------ Data in this exercise

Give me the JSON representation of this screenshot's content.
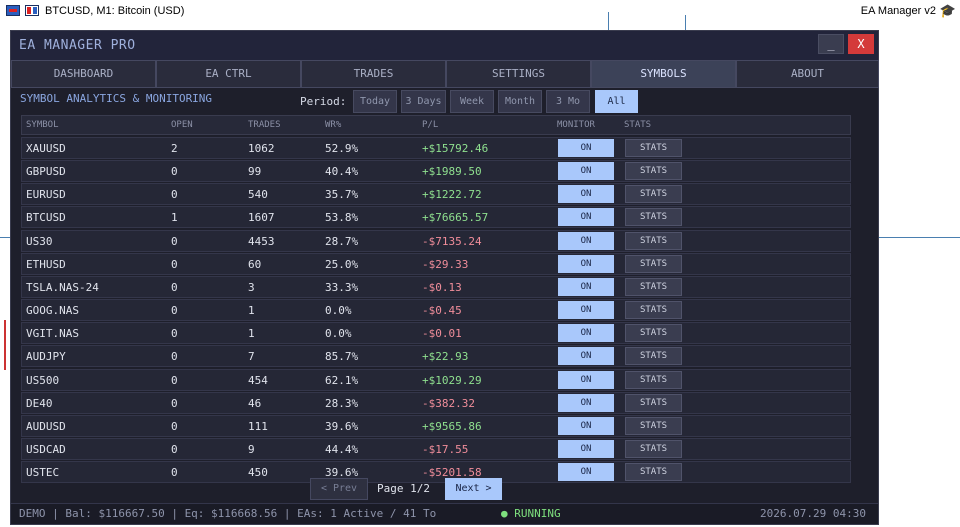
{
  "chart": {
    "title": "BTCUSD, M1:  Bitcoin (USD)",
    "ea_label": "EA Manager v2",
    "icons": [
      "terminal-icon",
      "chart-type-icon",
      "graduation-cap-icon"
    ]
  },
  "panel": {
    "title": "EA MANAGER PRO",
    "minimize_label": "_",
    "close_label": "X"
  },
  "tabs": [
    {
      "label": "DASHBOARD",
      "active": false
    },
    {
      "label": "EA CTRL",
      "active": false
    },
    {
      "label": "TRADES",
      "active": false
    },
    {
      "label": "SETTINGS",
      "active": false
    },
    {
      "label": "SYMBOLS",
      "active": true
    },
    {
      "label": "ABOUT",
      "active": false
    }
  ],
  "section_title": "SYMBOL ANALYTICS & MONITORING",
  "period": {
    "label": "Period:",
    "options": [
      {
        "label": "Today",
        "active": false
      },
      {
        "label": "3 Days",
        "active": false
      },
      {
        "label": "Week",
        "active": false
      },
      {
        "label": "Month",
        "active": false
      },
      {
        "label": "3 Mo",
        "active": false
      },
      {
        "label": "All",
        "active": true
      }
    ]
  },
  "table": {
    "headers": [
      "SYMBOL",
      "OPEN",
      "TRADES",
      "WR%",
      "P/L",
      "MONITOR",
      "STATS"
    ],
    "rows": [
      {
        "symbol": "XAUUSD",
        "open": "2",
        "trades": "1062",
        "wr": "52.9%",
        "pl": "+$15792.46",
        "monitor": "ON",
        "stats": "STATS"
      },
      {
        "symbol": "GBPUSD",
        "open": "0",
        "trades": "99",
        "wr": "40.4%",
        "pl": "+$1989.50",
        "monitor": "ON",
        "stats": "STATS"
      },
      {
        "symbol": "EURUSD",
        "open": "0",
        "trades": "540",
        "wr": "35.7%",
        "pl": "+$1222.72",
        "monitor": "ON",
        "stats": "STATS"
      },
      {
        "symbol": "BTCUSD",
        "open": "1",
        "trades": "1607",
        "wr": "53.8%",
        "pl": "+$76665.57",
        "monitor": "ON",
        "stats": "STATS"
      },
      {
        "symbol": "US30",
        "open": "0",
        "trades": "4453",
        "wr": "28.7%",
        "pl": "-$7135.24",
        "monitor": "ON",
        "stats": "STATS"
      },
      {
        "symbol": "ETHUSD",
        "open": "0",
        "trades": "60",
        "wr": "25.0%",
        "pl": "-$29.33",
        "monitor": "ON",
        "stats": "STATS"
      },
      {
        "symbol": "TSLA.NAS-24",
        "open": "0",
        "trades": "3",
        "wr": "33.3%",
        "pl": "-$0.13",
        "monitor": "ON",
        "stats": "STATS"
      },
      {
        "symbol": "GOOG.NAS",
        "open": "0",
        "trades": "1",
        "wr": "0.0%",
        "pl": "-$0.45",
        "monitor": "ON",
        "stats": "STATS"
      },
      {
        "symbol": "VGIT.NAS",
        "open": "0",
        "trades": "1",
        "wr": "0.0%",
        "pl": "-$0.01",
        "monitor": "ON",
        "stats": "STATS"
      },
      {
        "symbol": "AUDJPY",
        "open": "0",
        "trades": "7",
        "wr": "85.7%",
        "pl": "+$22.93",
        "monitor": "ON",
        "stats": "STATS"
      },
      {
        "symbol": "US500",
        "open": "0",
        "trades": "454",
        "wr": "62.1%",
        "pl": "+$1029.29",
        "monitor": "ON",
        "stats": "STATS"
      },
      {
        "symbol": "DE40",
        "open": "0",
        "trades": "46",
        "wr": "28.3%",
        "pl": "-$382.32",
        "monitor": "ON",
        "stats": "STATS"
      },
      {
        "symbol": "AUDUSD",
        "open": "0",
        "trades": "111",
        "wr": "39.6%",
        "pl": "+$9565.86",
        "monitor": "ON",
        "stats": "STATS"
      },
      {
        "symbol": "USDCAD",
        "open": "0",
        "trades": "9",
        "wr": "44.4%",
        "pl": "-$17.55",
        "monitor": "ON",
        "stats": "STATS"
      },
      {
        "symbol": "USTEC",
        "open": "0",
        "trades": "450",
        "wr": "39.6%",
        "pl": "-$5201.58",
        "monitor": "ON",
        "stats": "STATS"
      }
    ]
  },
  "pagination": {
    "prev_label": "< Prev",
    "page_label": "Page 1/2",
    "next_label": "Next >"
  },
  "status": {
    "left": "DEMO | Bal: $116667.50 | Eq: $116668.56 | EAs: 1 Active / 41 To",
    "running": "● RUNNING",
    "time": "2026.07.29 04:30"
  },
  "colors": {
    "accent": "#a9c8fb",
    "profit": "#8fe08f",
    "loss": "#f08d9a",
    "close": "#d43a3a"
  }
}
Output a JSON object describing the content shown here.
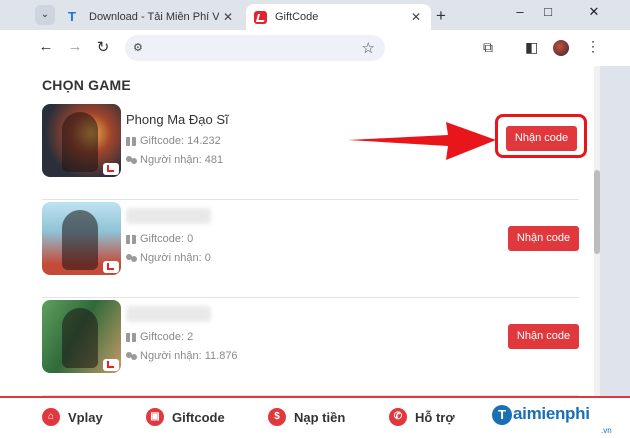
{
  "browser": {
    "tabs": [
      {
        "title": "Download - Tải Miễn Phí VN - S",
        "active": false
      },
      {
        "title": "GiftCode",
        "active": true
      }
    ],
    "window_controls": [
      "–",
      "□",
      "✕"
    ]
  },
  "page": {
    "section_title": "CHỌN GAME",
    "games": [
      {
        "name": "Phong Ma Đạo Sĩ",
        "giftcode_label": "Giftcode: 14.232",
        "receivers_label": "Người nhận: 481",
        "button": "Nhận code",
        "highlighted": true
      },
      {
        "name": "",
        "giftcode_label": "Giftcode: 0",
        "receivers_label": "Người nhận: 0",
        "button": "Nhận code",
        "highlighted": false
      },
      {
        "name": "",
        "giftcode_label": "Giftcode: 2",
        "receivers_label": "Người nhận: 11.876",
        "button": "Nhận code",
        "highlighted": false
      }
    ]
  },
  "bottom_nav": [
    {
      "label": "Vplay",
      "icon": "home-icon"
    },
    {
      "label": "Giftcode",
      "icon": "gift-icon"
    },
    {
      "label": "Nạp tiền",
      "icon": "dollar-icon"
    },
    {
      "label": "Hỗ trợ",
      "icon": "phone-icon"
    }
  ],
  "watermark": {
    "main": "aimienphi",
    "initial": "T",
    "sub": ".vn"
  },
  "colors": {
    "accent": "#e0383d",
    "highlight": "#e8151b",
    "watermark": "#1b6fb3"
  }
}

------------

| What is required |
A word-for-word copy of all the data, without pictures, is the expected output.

| Worked solution |
Give me the JSON representation of this screenshot's content.
{
  "chart": {
    "title": "BTCUSD, M1:  Bitcoin (USD)",
    "ea_label": "EA Manager v2",
    "icons": [
      "terminal-icon",
      "chart-type-icon",
      "graduation-cap-icon"
    ]
  },
  "panel": {
    "title": "EA MANAGER PRO",
    "minimize_label": "_",
    "close_label": "X"
  },
  "tabs": [
    {
      "label": "DASHBOARD",
      "active": false
    },
    {
      "label": "EA CTRL",
      "active": false
    },
    {
      "label": "TRADES",
      "active": false
    },
    {
      "label": "SETTINGS",
      "active": false
    },
    {
      "label": "SYMBOLS",
      "active": true
    },
    {
      "label": "ABOUT",
      "active": false
    }
  ],
  "section_title": "SYMBOL ANALYTICS & MONITORING",
  "period": {
    "label": "Period:",
    "options": [
      {
        "label": "Today",
        "active": false
      },
      {
        "label": "3 Days",
        "active": false
      },
      {
        "label": "Week",
        "active": false
      },
      {
        "label": "Month",
        "active": false
      },
      {
        "label": "3 Mo",
        "active": false
      },
      {
        "label": "All",
        "active": true
      }
    ]
  },
  "table": {
    "headers": [
      "SYMBOL",
      "OPEN",
      "TRADES",
      "WR%",
      "P/L",
      "MONITOR",
      "STATS"
    ],
    "rows": [
      {
        "symbol": "XAUUSD",
        "open": "2",
        "trades": "1062",
        "wr": "52.9%",
        "pl": "+$15792.46",
        "monitor": "ON",
        "stats": "STATS"
      },
      {
        "symbol": "GBPUSD",
        "open": "0",
        "trades": "99",
        "wr": "40.4%",
        "pl": "+$1989.50",
        "monitor": "ON",
        "stats": "STATS"
      },
      {
        "symbol": "EURUSD",
        "open": "0",
        "trades": "540",
        "wr": "35.7%",
        "pl": "+$1222.72",
        "monitor": "ON",
        "stats": "STATS"
      },
      {
        "symbol": "BTCUSD",
        "open": "1",
        "trades": "1607",
        "wr": "53.8%",
        "pl": "+$76665.57",
        "monitor": "ON",
        "stats": "STATS"
      },
      {
        "symbol": "US30",
        "open": "0",
        "trades": "4453",
        "wr": "28.7%",
        "pl": "-$7135.24",
        "monitor": "ON",
        "stats": "STATS"
      },
      {
        "symbol": "ETHUSD",
        "open": "0",
        "trades": "60",
        "wr": "25.0%",
        "pl": "-$29.33",
        "monitor": "ON",
        "stats": "STATS"
      },
      {
        "symbol": "TSLA.NAS-24",
        "open": "0",
        "trades": "3",
        "wr": "33.3%",
        "pl": "-$0.13",
        "monitor": "ON",
        "stats": "STATS"
      },
      {
        "symbol": "GOOG.NAS",
        "open": "0",
        "trades": "1",
        "wr": "0.0%",
        "pl": "-$0.45",
        "monitor": "ON",
        "stats": "STATS"
      },
      {
        "symbol": "VGIT.NAS",
        "open": "0",
        "trades": "1",
        "wr": "0.0%",
        "pl": "-$0.01",
        "monitor": "ON",
        "stats": "STATS"
      },
      {
        "symbol": "AUDJPY",
        "open": "0",
        "trades": "7",
        "wr": "85.7%",
        "pl": "+$22.93",
        "monitor": "ON",
        "stats": "STATS"
      },
      {
        "symbol": "US500",
        "open": "0",
        "trades": "454",
        "wr": "62.1%",
        "pl": "+$1029.29",
        "monitor": "ON",
        "stats": "STATS"
      },
      {
        "symbol": "DE40",
        "open": "0",
        "trades": "46",
        "wr": "28.3%",
        "pl": "-$382.32",
        "monitor": "ON",
        "stats": "STATS"
      },
      {
        "symbol": "AUDUSD",
        "open": "0",
        "trades": "111",
        "wr": "39.6%",
        "pl": "+$9565.86",
        "monitor": "ON",
        "stats": "STATS"
      },
      {
        "symbol": "USDCAD",
        "open": "0",
        "trades": "9",
        "wr": "44.4%",
        "pl": "-$17.55",
        "monitor": "ON",
        "stats": "STATS"
      },
      {
        "symbol": "USTEC",
        "open": "0",
        "trades": "450",
        "wr": "39.6%",
        "pl": "-$5201.58",
        "monitor": "ON",
        "stats": "STATS"
      }
    ]
  },
  "pagination": {
    "prev_label": "< Prev",
    "page_label": "Page 1/2",
    "next_label": "Next >"
  },
  "status": {
    "left": "DEMO | Bal: $116667.50 | Eq: $116668.56 | EAs: 1 Active / 41 To",
    "running": "● RUNNING",
    "time": "2026.07.29 04:30"
  },
  "colors": {
    "accent": "#a9c8fb",
    "profit": "#8fe08f",
    "loss": "#f08d9a",
    "close": "#d43a3a"
  }
}
Output a JSON object describing the content shown here.
{
  "browser": {
    "tabs": [
      {
        "title": "Download - Tải Miễn Phí VN - S",
        "active": false
      },
      {
        "title": "GiftCode",
        "active": true
      }
    ],
    "window_controls": [
      "–",
      "□",
      "✕"
    ]
  },
  "page": {
    "section_title": "CHỌN GAME",
    "games": [
      {
        "name": "Phong Ma Đạo Sĩ",
        "giftcode_label": "Giftcode: 14.232",
        "receivers_label": "Người nhận: 481",
        "button": "Nhận code",
        "highlighted": true
      },
      {
        "name": "",
        "giftcode_label": "Giftcode: 0",
        "receivers_label": "Người nhận: 0",
        "button": "Nhận code",
        "highlighted": false
      },
      {
        "name": "",
        "giftcode_label": "Giftcode: 2",
        "receivers_label": "Người nhận: 11.876",
        "button": "Nhận code",
        "highlighted": false
      }
    ]
  },
  "bottom_nav": [
    {
      "label": "Vplay",
      "icon": "home-icon"
    },
    {
      "label": "Giftcode",
      "icon": "gift-icon"
    },
    {
      "label": "Nạp tiền",
      "icon": "dollar-icon"
    },
    {
      "label": "Hỗ trợ",
      "icon": "phone-icon"
    }
  ],
  "watermark": {
    "main": "aimienphi",
    "initial": "T",
    "sub": ".vn"
  },
  "colors": {
    "accent": "#e0383d",
    "highlight": "#e8151b",
    "watermark": "#1b6fb3"
  }
}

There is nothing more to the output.